WHAT TO DO: Find the string "this" in the data, and copy out each line that has it.

==== DATASET RECORDS

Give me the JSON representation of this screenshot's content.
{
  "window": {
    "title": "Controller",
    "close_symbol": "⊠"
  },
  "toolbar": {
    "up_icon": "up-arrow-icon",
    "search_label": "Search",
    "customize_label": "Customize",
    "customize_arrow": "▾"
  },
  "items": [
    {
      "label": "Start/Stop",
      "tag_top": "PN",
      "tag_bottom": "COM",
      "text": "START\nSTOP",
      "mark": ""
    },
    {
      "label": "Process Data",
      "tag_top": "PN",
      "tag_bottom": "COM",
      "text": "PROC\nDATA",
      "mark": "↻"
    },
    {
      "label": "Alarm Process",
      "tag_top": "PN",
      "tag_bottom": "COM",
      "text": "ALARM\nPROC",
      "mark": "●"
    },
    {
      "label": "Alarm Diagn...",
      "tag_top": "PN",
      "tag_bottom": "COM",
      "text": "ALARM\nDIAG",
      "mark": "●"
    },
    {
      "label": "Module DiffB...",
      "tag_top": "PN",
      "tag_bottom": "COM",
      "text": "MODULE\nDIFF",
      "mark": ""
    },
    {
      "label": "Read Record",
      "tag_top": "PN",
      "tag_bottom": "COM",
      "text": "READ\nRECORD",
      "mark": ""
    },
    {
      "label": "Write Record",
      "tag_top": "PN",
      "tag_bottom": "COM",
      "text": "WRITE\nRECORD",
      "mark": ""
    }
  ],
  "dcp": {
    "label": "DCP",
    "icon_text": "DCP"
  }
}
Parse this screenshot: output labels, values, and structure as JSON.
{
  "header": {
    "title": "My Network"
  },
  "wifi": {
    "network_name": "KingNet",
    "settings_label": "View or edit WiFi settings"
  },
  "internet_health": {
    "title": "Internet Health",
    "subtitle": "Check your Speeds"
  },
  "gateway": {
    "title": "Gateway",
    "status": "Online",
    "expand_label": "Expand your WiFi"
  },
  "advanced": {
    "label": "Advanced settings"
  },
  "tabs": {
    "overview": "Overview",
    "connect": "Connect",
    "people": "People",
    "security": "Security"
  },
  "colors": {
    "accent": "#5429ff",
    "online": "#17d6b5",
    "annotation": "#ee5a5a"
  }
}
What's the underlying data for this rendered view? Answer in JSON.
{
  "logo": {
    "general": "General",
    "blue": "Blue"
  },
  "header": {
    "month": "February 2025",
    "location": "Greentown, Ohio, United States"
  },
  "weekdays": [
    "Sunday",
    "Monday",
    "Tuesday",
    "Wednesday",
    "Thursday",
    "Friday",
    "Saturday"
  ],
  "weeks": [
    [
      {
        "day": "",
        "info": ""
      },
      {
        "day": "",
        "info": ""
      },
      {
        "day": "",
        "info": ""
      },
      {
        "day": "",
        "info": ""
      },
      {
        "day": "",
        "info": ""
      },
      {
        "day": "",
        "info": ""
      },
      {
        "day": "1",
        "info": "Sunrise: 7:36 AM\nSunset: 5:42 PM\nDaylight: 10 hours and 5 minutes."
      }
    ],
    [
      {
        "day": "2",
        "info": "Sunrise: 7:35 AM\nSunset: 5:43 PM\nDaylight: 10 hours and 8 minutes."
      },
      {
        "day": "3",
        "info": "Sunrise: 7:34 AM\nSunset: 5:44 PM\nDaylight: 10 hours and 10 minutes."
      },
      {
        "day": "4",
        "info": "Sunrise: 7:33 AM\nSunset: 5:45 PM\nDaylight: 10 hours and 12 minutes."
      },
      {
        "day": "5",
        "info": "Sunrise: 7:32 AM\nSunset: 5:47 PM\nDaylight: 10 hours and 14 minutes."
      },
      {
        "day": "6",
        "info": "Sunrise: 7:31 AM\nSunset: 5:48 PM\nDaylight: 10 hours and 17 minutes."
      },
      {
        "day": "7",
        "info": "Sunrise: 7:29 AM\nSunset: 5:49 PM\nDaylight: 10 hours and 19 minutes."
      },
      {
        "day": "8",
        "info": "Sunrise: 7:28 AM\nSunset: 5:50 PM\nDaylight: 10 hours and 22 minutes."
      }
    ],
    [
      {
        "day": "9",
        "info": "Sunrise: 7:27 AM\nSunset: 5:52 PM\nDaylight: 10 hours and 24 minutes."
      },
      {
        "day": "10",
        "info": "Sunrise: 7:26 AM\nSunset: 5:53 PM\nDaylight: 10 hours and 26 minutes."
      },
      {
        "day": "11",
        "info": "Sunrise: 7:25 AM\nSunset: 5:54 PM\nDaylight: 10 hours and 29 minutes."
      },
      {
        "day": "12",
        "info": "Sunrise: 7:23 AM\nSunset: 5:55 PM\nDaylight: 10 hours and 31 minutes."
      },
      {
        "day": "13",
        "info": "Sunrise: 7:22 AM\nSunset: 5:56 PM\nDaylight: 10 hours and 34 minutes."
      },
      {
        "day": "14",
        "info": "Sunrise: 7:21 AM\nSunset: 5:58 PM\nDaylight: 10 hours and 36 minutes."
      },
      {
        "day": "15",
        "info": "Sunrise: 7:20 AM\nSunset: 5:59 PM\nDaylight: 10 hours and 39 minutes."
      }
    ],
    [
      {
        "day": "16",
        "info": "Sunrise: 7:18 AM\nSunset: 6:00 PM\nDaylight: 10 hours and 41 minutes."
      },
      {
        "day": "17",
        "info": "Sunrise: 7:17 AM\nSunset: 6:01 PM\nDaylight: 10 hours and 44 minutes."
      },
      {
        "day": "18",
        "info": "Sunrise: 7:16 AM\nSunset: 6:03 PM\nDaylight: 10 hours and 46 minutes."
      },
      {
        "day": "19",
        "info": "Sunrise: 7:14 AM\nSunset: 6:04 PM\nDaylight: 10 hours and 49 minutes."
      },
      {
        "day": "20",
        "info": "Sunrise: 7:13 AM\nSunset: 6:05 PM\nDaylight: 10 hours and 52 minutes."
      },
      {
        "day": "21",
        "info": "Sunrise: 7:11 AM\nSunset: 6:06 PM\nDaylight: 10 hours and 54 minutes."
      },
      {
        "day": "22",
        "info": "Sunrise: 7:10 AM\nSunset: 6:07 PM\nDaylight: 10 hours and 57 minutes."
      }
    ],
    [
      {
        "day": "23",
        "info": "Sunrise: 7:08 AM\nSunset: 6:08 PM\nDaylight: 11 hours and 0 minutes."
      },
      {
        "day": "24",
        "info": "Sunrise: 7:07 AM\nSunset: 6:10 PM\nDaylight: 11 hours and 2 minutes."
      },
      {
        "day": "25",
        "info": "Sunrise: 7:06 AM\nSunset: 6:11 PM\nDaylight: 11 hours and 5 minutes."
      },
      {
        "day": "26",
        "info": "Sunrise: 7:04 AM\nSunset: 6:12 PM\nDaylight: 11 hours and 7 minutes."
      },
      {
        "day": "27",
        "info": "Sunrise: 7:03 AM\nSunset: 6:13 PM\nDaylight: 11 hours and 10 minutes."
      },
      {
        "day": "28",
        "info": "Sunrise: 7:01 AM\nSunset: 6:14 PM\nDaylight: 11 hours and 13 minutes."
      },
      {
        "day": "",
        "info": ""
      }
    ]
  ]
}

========

TASK RESULT:
Give me the JSON representation of this screenshot's content.
Parse this screenshot: output labels, values, and structure as JSON.
What's the underlying data for this rendered view? Answer in JSON.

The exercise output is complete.